The central bank’s flagship news publication is emphasising the significance of its recent reserve ratio cut as a means of raising China’s level of financial inclusion, as opposed to a liquidity expansion and stimulus measure.
At the end of September the People’s Bank of China announced conditional cuts to the reserve ratio requirement for Chinese commercial banks, contingent upon the percentage of lending to borrowers targeted by financial inclusion policies.
Commercial banks whose financial inclusion lending percentage is at least 1.5% will enjoy a reserve requirement reduction of 0.5 percentage points starting from 2018, while those whose financial inclusion lending percentage is at least 10% will enjoy a reserve requirement ratio reduction of 1.5 percentage points.
In an article entitled “Fully Exploiting the Special Role of the Directed Reserve Rate Cut Policy” (充分发挥定向降准政策的“特别作用) published by the People’s Bank of China’s Financial News, Zhuo Shangjin (卓尚进) writes that that the goal of the policy is to spur financial inclusion and the ability of the Chinese finance sector to service neglected segments of the real economy.

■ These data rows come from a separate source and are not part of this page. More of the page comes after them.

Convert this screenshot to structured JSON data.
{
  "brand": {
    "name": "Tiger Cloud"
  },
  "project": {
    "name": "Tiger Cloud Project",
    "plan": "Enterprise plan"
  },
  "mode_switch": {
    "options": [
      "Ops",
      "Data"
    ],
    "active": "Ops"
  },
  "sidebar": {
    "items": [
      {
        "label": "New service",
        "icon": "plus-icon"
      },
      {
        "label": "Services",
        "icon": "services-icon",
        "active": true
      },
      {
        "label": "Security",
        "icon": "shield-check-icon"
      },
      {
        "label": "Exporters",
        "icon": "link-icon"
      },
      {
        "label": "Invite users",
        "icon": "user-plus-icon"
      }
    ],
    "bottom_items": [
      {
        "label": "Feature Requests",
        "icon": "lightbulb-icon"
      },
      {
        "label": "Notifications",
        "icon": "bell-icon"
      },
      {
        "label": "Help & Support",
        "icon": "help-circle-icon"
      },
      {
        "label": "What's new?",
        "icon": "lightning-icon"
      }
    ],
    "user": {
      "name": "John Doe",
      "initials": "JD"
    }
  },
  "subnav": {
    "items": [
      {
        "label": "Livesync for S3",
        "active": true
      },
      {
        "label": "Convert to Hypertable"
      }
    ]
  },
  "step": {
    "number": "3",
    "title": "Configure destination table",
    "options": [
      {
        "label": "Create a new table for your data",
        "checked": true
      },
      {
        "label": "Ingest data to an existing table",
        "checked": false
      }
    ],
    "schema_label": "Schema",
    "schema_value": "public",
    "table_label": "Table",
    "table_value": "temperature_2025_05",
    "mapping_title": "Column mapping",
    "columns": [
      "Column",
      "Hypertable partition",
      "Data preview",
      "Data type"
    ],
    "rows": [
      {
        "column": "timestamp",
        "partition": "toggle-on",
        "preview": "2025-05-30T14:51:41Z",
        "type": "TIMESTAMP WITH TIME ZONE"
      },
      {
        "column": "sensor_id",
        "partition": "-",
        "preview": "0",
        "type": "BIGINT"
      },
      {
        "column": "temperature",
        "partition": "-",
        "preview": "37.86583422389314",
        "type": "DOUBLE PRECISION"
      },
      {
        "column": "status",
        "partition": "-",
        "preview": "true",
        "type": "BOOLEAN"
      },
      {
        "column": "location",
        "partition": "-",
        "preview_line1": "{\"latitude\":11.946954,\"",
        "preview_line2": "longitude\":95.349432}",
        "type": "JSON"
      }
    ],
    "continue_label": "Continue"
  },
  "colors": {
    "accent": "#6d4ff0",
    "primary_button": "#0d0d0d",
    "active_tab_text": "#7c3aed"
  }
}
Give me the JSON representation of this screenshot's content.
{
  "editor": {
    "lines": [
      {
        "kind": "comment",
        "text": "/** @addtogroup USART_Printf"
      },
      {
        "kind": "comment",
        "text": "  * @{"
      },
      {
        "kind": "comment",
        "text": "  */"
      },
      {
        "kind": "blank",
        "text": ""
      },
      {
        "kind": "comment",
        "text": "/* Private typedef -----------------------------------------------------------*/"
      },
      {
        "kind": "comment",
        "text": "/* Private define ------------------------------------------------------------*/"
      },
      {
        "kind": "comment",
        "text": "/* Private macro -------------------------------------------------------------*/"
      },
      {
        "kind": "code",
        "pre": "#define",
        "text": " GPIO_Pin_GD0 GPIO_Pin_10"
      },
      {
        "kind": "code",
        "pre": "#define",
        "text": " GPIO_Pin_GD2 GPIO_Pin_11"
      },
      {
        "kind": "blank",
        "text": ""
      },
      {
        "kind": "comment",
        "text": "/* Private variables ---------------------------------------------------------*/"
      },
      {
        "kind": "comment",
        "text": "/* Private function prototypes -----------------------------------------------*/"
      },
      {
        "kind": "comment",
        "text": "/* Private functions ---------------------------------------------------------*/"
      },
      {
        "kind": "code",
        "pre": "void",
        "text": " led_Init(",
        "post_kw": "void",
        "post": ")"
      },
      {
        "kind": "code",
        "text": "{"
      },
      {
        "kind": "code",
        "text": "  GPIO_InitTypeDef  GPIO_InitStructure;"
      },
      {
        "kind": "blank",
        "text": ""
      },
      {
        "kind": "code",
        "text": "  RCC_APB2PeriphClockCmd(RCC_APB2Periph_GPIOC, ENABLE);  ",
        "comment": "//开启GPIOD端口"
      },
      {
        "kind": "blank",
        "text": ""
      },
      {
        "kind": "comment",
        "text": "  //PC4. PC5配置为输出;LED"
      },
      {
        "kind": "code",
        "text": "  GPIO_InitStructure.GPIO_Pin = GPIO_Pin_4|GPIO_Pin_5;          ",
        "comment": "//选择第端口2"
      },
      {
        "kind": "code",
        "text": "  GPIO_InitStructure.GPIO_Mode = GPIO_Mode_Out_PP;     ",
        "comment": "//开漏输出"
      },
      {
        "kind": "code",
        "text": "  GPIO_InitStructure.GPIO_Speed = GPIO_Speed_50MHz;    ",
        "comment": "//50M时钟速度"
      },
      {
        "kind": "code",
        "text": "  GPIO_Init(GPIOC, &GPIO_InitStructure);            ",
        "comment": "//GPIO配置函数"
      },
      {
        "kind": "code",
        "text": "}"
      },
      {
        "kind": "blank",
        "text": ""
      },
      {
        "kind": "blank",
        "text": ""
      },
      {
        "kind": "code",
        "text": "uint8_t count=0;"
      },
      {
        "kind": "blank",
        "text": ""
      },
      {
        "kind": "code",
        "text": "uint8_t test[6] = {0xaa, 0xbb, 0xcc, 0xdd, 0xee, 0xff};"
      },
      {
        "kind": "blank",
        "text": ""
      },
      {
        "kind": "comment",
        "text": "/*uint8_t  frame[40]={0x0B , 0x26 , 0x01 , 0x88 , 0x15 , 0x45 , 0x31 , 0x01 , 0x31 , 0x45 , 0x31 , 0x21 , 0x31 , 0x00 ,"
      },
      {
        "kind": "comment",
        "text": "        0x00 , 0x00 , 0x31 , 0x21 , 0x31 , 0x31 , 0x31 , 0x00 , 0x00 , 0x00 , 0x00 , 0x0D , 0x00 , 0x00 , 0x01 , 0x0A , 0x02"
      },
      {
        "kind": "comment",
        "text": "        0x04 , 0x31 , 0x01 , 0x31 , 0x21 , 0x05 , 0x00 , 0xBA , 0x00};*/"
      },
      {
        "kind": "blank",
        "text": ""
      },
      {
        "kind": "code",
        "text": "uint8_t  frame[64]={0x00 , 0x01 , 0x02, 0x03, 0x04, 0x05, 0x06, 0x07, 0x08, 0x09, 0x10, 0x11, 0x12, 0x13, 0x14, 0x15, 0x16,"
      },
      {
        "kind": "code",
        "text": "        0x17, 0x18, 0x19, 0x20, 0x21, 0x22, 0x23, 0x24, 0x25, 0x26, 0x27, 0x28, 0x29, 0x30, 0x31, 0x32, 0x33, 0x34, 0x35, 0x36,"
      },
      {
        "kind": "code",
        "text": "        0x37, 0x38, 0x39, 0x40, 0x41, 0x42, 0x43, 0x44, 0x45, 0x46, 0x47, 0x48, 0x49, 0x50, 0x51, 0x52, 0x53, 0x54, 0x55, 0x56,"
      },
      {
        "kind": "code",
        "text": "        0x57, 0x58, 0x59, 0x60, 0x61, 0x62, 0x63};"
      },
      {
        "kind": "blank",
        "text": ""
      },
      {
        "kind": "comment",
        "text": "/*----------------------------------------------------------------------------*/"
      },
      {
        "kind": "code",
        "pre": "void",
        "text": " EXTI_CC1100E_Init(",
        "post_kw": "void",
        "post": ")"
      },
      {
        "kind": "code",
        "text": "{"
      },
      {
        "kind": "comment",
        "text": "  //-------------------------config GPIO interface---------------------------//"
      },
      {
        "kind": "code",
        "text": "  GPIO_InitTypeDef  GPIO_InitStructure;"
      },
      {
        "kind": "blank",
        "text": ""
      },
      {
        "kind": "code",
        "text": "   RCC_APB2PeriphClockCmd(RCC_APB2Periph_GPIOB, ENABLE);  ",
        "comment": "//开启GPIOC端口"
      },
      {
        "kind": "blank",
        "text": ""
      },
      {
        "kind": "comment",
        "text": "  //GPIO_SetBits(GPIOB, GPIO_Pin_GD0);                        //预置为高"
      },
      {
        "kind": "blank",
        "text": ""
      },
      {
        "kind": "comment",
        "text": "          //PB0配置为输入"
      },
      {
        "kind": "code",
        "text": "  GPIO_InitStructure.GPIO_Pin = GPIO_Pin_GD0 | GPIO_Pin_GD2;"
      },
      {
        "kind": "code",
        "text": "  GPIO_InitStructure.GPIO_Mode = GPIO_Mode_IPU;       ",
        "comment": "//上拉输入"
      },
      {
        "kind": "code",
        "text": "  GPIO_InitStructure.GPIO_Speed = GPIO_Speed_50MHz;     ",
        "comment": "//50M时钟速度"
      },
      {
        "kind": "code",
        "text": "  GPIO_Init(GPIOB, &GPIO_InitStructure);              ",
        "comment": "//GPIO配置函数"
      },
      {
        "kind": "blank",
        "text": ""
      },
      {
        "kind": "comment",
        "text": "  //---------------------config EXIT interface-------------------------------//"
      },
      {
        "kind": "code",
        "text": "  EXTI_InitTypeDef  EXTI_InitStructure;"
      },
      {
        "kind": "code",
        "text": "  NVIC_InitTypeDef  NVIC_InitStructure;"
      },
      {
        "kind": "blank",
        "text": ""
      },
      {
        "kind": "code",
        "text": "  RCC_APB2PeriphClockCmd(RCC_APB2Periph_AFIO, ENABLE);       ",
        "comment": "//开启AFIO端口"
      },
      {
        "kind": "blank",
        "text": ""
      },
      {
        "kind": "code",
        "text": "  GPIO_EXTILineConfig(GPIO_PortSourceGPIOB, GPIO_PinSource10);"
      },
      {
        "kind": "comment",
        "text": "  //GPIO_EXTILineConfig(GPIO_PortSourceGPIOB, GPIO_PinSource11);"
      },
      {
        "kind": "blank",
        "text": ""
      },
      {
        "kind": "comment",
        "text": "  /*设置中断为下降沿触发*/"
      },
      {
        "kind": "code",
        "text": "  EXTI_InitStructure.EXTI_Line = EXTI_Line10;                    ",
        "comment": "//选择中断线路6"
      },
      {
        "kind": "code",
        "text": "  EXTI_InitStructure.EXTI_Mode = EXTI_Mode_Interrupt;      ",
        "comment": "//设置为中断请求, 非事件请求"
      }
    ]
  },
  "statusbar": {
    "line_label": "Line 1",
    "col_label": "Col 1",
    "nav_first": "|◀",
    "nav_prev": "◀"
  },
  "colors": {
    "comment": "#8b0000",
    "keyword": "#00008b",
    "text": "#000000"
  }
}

“The directed reserve ratio reduction policy just released by the central bank is a ‘special policy,’ as indicated by the policy’s special support for the development of financial inclusion and its bespoke formulation,” wrote Zhuo. “The very title of the central bank directive is ‘The People’s Bank of China Notice on Implementing Direct Reserve Rate Reductions to Implement Financial Inclusion’ (中国人民银行关于对普惠金融实施定向降准的通知).”
While many market observers believe that the cut is actually a stimulus measure intended to expand liquidity in China’s banking system, running contrary to PBOC’s ongoing deleveraging drive and “stable, neutral” monetary stance, Zhuo claims that the policy is specifically designed to channel funds to those parts of the economy still poorly serviced by the financial system.
“Industry observes all know that reducing the deposit reserve ratio is a key tool of the central bank for releasing monetary liquidity, and can directly increase the funds of banking institutions, expanding loans to various market entities,” writes Zhuo. “For this reason, it’s often compared by people to a ‘potent drug’ for stimulating economic development.
“However, this time the central bank is adopting a directed reserve ratio reduction policy, which is only targeting financial inclusion areas.
“It focuses for example on single loans of under 5 million yuan for micro-enterprises, individual commercial and industrial customers and main business loans for micro-enterprises, as well as loan for venture guarantees, setting up documentation and identification for disadvantaged groups, and study assistance loans.”
According to Zhuo PBOC remains heavily focused on preventing systemic financial risk and ensuring that China’s financial system better serves the country’s real economy.
“Finance is the lifeblood of the real economy, and servicing the real economy is the native role of finance, as well as the fundamental means of preventing financial risk.
“This direct reserve ratio reduction policy,…will be of benefit to the development of innovative financial inclusion by banking institutions, as well as of benefit to adjustments to the economic structure and the sustainable, healthy development of the real economy, thus achieving positive reciprocal development of both the financial sector and the real economy.”
Zhuo said that PBOC remains committed to its neutral monetary policy while also seeking to drive financial inclusion.
“Over the past several years the central bank has continually explored and improved the framework, mechanisms, tools, adaptability and diverse functionality of monetary policy.
“Everyone knows that monetary policy is a macro-adjustment policy for controlling aggregate demand, and under the prerequisite that stable, neutral monetary policy doesn’t change, the central bank will expand the significance and reach of financial inclusion by establishing advance incentive mechanisms for lending and investment in financial inclusion areas and implementing directed reserve ratio reduction policies.
“This will expedite the direction of financial resources towards financial inclusion areas, and optimise the credit and lending structure.”
David Millhouse, Head of China Research, Forsyth Barr Asia, has argued that the reserve ratio reduction will help to boost China’s economic performance should it prove effective at channelling a greater volume of funds towards more efficient small and medium-sized enterprises in the private sector, as opposed to lumbering state-owned enterprises.
Liang Hong, the chief economist of China International Capital Corporation, has pointed out however that PBOC has set the financial inclusion lending threshold at a very low level, which means that the vast majority of commercial banks will qualify and as much a 1 trillion yuan in additional liquidity could be released.